We encourage clinicians and nurses to attend the CHEMSEX film. The use of ICE/Meth within the MSM community is increasing and we need to develop appropriate services to support these vulnerable community members.

Details:

Wednesday 22 NOVEMBER, 6 PM – 8 PM
57 Hyde Street Adelaide
Free entry – please note this is an 18+ event

Download flyer: Feast_2017_Events_Chemsex

 

 

Australian Needle and Syringe Program Survey: National Data Report 2012 – 2016

The Kirby Institute, UNSW, May 2017

The Australian Needle and Syringe Program Survey (ANSPS) provides serial point prevalence estimates of human immunodeficiency virus (HIV) and hepatitis C virus (HCV) antibodies and sexual and injecting risk behaviour among people who inject drugs (PWID) in Australia.
Conducted annually over a one-two week period in October, all clients attending participating needle and syringe program (NSP) services are invited to complete a brief, anonymous questionnaire and to provide a capillary blood sample for HIV and HCV antibody testing.
This report presents national and state/territory data for the period 2012 to 2016.

Key findings:

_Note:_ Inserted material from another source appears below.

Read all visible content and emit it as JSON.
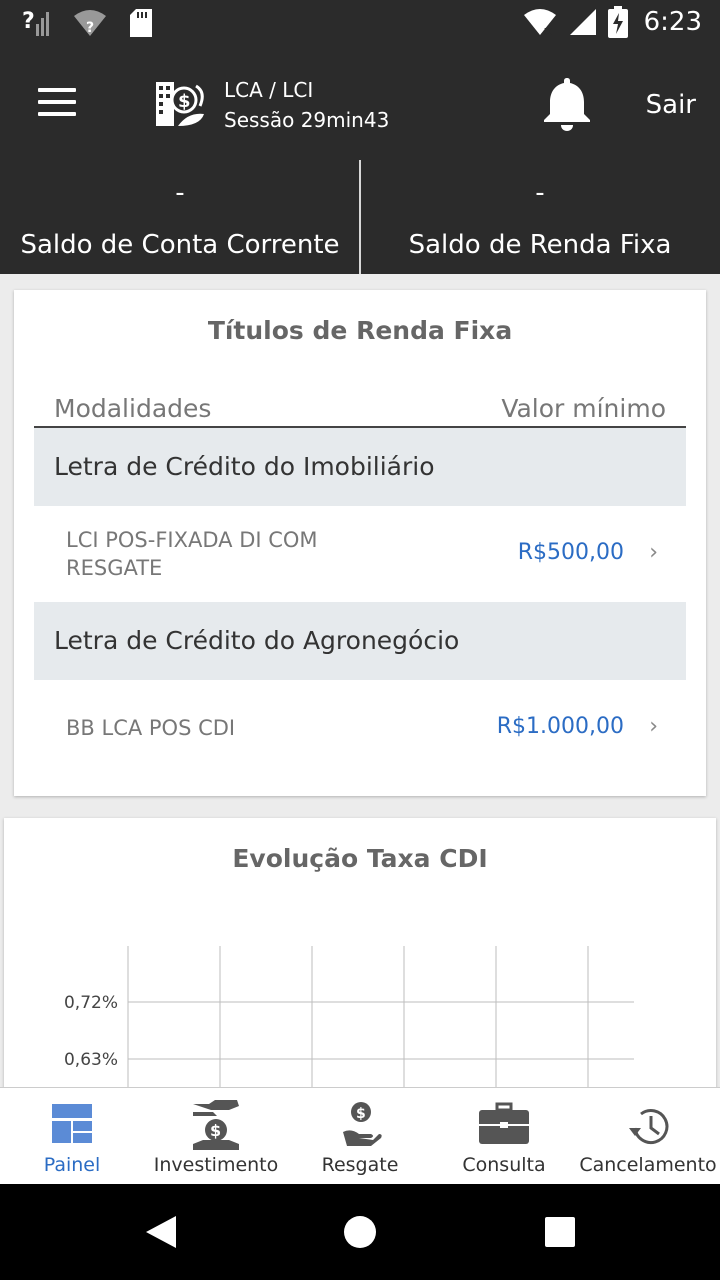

  • In 2016, 50 Australian Needle and Syringe Programs (NSPs) participated in the ANSPS and 2,210 NSP attendees completed the survey. The response rate was 41%.
  • Over the period 2012 to 2016, the median age of survey respondents increased from 38 years to 42 years, with a concurrent decrease in the proportion of young injectors (aged <25 years) from 7% in 2012 to 4% in 2016.
  • HIV antibody prevalence remained low and stable nationally, ranging from 1.2% to 2.1% over the period 2012 to 2016
  • Hepatitis C virus (HCV) antibody prevalence was stable over the period 2012 to 2016, ranging from 51% to 57%.
  • Nationally, the proportion of respondents who reported recent (last 12 months) initiation of HCV treatment was low and stable at 1-3% between 2011-2015, but increased significantly to 22% in 2016, with substantial increases observed in all jurisdictions.

Download Australian Needle and Syringe Program Survey: National Data Report 2012 – 2016 (PDF) 

STI rates in PrEP users very high, but evidence that PrEP increases them is inconclusive

nam/aidsmap, Published: 22 February 2017
A study of PrEP users presented last week showed that PrEP users had very high rates of STI diagnosis – in the order of 20 times higher than among HIV-negative gay men in the general population. The evidence that STIs increased further while people were on PrEP was, however, a lot more ambiguous.
The problem in proving that PrEP has any causal relationship to STIs is that STIs among gay men were, in general, rising before well before PrEP, and also that PrEP usually involves regular testing for HIV and STIs. Since many STIs are asymptomatic and self-limiting, more tests will result in more diagnoses.
Read more here 

Methamphetamine use in Adelaide climbs as SA calls for action on drug ‘scourge’

ABC news, 25.01.2017

Methamphetamine use in Adelaide rose 25 per cent in the past year and tripled over five years, an analysis of the city’s sewage has shown.

Read more here